Citation: Ioannidis A, Magana M, Bologa CG, Oprea TI, Paulsen IT and Tegos GP (2015) Defining the microbial effluxome in the content of the host-microbiome interaction. Front. Pharmacol. 6:31. doi: 10.3389/fphar.2015.00031

Received: 15 November 2014; Accepted: 04 February 2015;
Published online: 19 February 2015.

Edited by:

Chiranjib Chakraborty, Galgotias University, India

Reviewed by:

Nadezhda A. German, Texas Tech University Health Science Center, USA

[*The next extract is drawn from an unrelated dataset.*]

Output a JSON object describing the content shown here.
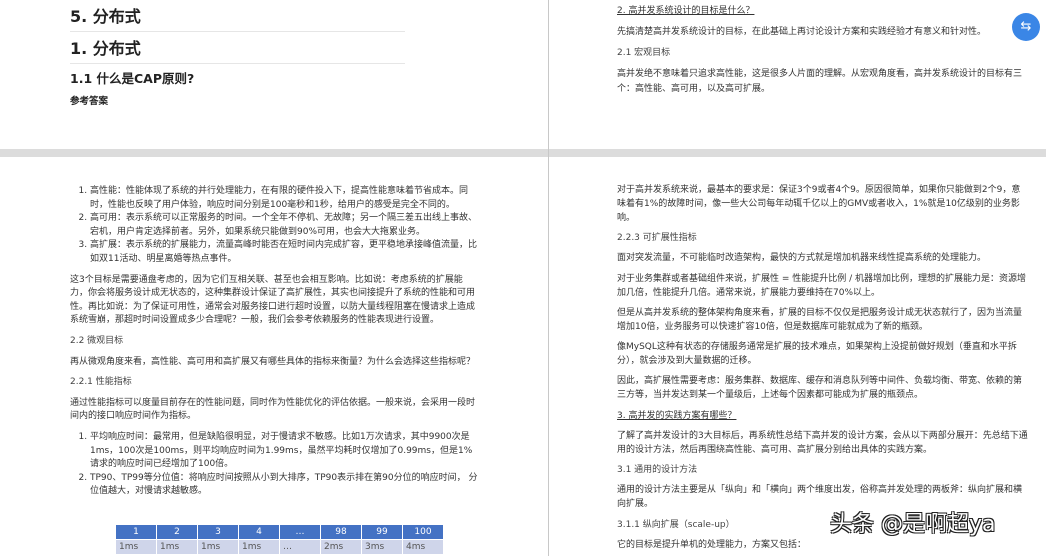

Copyright © 2015 Ioannidis, Magana, Bologa, Oprea, Paulsen and Tegos. This is an open-access article distributed under the terms of the Creative Commons Attribution License (CC BY). The use, distribution or reproduction in other forums is permitted, provided the original author(s) or licensor are credited and that the original publication in this journal is cited, in accordance with accepted academic practice. No use, distribution or reproduction is permitted which does not comply with these terms.

*Correspondence: gtegos@tpims.org